WIN-WIN PLAN FOR CHARITIES AND TAXPAYERS IN 2019
In 2019, the Tax Cuts and Jobs Act provides a new standard deduction which has doubled from $12,700 for a married couple in 2017 to $24,400 in 2019. Thus, most taxpayers will not itemize their deductions and will, instead take the standard deduction. As charitable deductions can only be taken if a taxpayer itemizes deductions, many individuals will lose the benefit of taking a deduction for charitable gifts.
Thus, assume that Mary and Bob want to benefit her favorite charity. Normally, if Mary withdraws $15,000 from her individual retirement account (“IRA”) (assuming that it is not a Roth IRA), she will pay income tax (and a possible penalty if under age 59 ½) on the distribution. If she distributes the $15,000 to the charity, then she will not get the benefit of the charitable deduction because their standard deduction ($24,400) exceeds the charitable contribution of $15,000.
However, let’s assume Mary is over 70 ½. The Internal Revenue Code has provided for a wonderful win-win situation for individuals over 70 ½ who want to benefit their favorite charity from their IRA. Mary can distribute up to $100,000 from her IRA directly to her favorite charity, but it must be transferred directly from the IRA to the charity.
Mary does not have to report the distribution as income and she still gets the benefit of her standard deduction. The net effect is that the QCD allows Mary the benefit of a charitable deduction, even though she is not otherwise able to itemize her expenses on her individual income tax return.
Further, if the withdrawal is made BEFORE Mary otherwise receives her minimum required distribution (“MRD”) from the custodian, this QCD can “count” towards her MRD.

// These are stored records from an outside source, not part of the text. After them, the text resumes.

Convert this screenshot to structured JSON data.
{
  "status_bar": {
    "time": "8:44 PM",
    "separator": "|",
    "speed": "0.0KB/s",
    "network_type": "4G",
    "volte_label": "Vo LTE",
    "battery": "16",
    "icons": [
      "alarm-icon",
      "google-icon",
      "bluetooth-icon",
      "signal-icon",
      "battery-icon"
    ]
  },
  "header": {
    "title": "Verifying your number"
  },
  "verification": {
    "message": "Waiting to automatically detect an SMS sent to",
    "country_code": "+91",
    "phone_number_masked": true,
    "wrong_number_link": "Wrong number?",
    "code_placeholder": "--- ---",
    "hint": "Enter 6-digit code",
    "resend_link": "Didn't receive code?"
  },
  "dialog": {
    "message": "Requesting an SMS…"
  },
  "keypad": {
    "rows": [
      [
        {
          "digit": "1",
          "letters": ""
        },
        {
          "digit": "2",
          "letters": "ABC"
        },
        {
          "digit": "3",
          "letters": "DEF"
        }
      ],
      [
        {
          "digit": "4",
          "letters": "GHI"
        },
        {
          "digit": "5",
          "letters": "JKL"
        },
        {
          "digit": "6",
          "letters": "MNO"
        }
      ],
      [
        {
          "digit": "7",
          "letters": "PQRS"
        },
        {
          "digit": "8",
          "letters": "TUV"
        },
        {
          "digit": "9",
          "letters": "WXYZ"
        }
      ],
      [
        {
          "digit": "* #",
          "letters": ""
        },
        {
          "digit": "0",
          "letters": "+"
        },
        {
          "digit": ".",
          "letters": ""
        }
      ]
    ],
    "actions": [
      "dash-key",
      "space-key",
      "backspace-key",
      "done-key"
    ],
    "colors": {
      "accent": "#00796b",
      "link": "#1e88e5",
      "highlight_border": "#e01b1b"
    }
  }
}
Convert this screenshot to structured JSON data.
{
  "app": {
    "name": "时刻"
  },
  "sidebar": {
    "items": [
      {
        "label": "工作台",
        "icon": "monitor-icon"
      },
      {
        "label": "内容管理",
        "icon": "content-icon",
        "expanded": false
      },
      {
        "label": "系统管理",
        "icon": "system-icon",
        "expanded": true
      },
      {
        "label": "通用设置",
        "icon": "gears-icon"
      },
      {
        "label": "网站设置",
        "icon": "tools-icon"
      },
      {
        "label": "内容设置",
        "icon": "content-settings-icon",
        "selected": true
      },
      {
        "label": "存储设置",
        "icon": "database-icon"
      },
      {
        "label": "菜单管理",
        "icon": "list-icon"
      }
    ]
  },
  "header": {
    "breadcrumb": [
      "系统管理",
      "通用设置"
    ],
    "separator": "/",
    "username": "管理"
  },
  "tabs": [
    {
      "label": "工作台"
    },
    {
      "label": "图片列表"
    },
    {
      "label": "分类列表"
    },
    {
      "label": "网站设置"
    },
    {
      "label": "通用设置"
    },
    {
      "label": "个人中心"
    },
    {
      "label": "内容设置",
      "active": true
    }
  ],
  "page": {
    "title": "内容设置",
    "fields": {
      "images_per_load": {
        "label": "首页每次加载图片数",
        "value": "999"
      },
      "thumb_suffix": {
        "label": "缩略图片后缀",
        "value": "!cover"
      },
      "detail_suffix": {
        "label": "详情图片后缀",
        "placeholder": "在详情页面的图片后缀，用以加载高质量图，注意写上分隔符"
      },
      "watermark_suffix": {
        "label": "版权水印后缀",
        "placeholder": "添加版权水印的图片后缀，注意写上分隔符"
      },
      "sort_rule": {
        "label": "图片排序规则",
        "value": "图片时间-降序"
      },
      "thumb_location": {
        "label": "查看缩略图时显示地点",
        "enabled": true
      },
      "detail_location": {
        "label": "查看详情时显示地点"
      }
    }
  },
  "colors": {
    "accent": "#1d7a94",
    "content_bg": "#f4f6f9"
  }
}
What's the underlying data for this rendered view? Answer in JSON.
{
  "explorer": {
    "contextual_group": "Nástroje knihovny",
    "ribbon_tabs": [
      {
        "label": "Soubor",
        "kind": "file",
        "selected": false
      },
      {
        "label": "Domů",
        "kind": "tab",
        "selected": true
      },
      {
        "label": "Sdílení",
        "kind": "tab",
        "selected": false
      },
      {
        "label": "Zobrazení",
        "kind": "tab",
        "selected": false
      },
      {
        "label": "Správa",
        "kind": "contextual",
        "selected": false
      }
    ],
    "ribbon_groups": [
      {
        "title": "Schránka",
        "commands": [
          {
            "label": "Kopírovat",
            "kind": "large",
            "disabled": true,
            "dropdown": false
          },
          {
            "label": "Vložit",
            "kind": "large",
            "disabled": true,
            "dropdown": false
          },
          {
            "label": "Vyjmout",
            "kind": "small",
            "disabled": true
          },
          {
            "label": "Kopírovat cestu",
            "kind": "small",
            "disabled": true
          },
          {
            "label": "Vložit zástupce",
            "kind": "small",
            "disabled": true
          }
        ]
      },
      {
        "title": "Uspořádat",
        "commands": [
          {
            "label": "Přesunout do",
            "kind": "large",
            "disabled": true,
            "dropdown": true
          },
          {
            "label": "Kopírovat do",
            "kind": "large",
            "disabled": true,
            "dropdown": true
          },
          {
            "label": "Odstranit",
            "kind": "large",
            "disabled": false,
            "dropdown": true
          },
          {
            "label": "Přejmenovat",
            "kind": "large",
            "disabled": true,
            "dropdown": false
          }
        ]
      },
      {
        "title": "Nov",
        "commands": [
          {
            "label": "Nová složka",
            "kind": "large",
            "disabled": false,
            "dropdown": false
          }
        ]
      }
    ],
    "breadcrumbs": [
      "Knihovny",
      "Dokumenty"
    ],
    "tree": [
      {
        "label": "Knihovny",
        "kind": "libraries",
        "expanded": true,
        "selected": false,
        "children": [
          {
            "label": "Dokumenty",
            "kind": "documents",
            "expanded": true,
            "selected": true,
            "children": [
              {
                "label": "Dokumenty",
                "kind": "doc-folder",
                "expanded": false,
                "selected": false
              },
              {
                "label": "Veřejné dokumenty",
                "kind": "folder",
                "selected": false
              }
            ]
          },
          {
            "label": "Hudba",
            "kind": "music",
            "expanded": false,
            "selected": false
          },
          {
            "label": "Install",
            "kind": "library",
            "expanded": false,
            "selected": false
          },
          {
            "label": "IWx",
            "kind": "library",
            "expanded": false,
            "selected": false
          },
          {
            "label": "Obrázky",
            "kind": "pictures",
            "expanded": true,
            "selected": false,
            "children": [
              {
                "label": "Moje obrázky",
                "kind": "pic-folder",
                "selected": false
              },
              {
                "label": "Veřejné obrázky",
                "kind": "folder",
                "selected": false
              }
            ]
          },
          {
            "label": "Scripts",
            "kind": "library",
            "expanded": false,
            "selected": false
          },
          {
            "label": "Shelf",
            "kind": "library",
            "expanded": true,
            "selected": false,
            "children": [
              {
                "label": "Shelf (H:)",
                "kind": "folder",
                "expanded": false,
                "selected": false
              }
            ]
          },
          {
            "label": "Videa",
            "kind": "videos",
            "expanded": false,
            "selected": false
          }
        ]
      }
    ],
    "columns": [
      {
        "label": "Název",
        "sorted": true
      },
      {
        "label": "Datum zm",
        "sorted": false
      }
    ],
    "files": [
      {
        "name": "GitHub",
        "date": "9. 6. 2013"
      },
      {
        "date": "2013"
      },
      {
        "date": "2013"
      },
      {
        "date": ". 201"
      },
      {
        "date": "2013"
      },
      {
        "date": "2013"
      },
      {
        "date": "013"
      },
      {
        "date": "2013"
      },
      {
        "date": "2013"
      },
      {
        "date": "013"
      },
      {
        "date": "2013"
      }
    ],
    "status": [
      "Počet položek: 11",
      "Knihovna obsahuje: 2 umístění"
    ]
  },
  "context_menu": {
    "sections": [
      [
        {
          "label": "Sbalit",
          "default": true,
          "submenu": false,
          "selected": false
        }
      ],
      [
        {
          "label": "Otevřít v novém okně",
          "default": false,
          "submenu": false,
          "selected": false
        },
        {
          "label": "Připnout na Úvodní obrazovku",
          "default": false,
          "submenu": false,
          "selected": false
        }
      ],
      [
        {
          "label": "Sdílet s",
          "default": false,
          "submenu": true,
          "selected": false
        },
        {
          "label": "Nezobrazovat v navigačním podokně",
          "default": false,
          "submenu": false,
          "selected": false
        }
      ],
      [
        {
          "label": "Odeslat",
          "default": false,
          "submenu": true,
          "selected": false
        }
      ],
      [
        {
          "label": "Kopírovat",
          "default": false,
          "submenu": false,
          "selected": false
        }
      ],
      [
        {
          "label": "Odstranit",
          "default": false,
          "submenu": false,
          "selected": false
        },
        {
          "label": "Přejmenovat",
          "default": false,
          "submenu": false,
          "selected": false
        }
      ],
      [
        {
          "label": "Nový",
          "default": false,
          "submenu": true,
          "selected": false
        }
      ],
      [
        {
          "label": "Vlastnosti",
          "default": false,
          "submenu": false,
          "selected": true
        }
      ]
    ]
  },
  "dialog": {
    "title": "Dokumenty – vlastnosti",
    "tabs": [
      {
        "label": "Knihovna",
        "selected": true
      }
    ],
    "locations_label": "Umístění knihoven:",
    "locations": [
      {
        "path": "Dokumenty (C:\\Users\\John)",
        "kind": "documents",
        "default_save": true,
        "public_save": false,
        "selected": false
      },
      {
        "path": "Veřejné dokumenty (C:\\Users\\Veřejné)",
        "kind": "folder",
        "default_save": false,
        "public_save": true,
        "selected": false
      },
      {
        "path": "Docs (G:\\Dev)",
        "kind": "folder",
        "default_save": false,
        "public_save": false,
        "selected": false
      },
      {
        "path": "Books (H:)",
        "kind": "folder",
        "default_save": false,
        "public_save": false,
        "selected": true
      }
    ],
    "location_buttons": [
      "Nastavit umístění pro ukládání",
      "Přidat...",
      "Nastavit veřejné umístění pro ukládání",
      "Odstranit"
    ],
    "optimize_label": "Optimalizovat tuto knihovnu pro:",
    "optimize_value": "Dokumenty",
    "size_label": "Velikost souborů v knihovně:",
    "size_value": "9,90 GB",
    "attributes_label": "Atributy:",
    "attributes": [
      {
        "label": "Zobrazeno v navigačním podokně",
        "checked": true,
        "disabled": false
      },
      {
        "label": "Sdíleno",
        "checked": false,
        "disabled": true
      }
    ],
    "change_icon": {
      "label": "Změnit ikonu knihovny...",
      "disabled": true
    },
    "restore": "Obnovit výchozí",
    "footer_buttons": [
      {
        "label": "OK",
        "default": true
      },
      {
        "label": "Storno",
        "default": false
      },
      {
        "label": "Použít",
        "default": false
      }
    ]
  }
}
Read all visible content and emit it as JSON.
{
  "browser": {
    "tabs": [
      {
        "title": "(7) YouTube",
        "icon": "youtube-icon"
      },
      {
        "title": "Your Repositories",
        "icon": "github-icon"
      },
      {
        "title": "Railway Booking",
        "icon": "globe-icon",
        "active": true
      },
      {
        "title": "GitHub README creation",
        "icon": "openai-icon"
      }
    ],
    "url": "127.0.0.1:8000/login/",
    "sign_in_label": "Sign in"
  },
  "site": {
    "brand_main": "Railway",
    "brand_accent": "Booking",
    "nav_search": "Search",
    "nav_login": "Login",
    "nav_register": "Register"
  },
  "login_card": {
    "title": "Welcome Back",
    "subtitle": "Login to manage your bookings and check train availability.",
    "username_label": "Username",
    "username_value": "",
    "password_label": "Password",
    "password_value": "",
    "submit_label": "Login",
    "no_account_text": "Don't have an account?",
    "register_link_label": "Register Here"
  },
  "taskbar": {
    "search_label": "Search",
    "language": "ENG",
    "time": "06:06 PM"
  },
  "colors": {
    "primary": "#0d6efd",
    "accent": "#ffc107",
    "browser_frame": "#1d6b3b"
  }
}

ADVICE: Consider a QCD early in the year so that the MRD is not inadvertently paid to you directly. You can NOT get the MRD and THEN give it to charity and qualify for the QCD. If you receive the IRA distribution and then make the payment to the charity, the income will be includable in your income and the charitable payment could only be deducted if you itemize expenses.
WORD OF THE WEEK: Standard Deduction is an amount that is allowed any taxpayer as a reduction of income. Instead of itemizing certain expenses, the IRS allows you to take the standard deduction. Alternatively, a taxpayer can itemize expenses but they have to exceed the standard deduction to be of benefit to the taxpayer. As the standard deduction has substantially increased ($24,400 for a married couple in 2019) most individuals will use the standard deduction instead of itemizing expenses.
GENEROSITY IS A KEY TO HAPPINESS…REACH OUT AND HELP SOMEONE TODAY! 😎